EXERCISE OBJECTIVE –
Gather each line containing the string "label" from these entries.

[Records from a data source]
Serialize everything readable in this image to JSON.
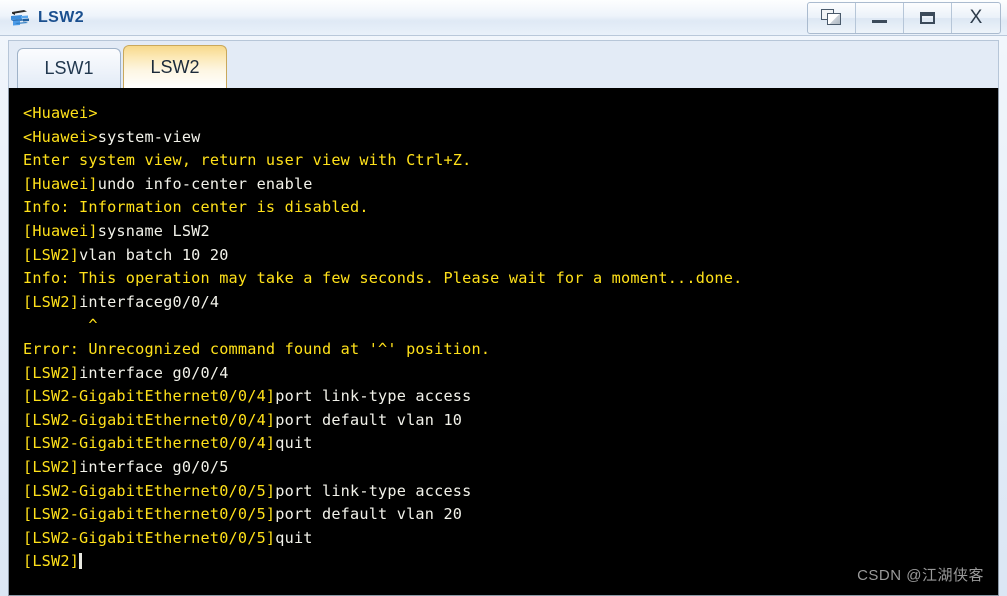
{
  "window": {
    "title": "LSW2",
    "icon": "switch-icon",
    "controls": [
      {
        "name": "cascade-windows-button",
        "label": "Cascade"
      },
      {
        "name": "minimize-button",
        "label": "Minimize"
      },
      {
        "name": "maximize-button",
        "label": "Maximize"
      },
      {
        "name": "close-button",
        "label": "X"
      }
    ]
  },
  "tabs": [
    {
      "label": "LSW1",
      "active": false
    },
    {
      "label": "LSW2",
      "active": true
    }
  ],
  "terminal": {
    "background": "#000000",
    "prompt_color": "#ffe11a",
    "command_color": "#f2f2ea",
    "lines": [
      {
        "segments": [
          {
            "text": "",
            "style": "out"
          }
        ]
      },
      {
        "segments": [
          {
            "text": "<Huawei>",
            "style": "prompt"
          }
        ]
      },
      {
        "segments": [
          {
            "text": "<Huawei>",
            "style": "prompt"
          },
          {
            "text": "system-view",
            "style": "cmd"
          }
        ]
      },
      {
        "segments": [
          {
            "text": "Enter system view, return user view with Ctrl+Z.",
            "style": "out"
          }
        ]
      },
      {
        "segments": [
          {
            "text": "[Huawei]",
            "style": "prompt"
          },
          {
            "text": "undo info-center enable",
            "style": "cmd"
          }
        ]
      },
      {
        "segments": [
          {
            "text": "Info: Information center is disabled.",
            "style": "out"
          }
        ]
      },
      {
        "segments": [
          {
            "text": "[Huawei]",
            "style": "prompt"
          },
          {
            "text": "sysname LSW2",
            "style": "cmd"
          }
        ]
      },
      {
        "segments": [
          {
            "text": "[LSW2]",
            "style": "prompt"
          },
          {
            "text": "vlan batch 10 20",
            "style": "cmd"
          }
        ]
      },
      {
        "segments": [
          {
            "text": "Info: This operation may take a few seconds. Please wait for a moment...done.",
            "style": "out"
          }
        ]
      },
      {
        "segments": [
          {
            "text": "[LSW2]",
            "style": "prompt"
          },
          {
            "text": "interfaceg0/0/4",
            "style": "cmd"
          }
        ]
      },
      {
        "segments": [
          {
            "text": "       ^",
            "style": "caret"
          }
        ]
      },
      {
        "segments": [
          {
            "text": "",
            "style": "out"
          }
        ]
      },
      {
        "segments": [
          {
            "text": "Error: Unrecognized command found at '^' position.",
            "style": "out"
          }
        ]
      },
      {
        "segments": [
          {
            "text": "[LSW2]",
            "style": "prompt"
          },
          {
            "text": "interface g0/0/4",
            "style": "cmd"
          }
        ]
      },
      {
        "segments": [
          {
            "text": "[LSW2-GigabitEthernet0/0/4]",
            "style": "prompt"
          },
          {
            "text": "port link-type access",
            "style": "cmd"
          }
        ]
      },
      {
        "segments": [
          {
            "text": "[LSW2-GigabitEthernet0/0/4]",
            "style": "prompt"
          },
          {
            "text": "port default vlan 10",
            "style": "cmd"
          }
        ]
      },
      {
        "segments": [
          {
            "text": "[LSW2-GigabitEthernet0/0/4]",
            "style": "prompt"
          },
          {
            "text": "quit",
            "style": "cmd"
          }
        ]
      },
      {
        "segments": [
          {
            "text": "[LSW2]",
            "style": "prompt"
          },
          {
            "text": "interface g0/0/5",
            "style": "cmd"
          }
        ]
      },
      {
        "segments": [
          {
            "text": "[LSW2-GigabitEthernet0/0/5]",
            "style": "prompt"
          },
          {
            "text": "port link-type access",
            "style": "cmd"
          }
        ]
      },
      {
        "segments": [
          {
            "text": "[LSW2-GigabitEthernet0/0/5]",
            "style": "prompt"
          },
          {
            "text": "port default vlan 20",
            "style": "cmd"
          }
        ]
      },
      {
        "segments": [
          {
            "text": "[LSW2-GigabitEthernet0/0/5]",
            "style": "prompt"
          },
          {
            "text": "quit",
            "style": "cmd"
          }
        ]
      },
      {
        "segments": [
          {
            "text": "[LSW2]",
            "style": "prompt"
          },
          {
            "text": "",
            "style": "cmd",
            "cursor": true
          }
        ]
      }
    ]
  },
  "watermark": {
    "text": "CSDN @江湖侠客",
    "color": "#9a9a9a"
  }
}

SOLUTION FOR THIS PROBLEM –
        "label": "Cascade"
        "label": "Minimize"
        "label": "Maximize"
        "label": "X"
      "label": "LSW1",
      "label": "LSW2",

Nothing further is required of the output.